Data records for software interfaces
[Start of section]
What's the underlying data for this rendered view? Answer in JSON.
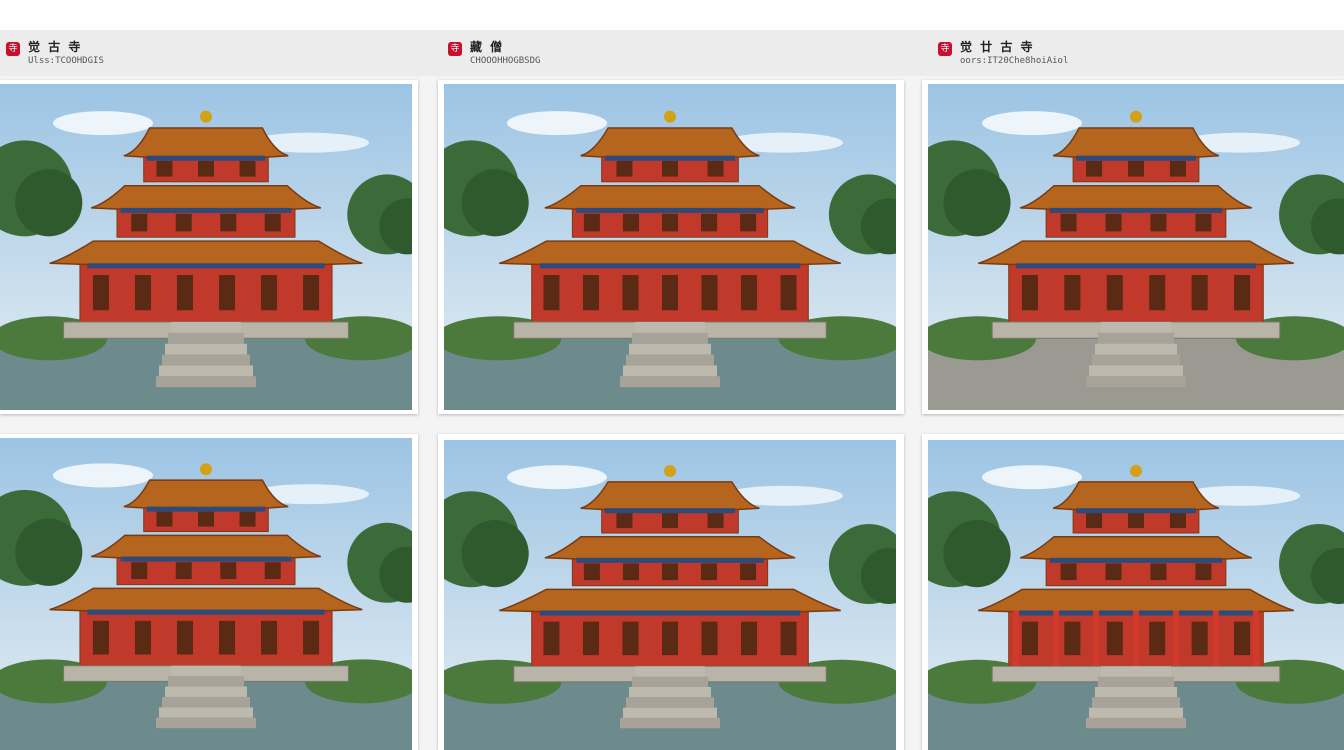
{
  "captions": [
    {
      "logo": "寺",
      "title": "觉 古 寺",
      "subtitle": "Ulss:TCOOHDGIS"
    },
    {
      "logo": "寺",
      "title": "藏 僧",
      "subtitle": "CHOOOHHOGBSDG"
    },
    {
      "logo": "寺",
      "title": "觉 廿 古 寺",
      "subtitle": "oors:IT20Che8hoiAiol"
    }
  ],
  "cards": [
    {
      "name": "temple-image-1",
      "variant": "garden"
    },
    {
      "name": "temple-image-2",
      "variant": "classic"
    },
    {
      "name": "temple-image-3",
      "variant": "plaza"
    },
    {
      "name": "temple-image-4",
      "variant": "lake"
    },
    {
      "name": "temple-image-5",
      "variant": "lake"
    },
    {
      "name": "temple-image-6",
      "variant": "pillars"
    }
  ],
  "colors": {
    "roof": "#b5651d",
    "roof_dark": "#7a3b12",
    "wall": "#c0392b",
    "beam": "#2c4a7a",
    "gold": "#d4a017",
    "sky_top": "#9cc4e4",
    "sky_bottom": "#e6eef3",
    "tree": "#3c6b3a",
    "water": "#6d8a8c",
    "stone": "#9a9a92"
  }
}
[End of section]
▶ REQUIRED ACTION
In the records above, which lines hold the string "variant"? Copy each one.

▶ ANSWER TO THIS PROBLEM
      "variant": "garden"
      "variant": "classic"
      "variant": "plaza"
      "variant": "lake"
      "variant": "lake"
      "variant": "pillars"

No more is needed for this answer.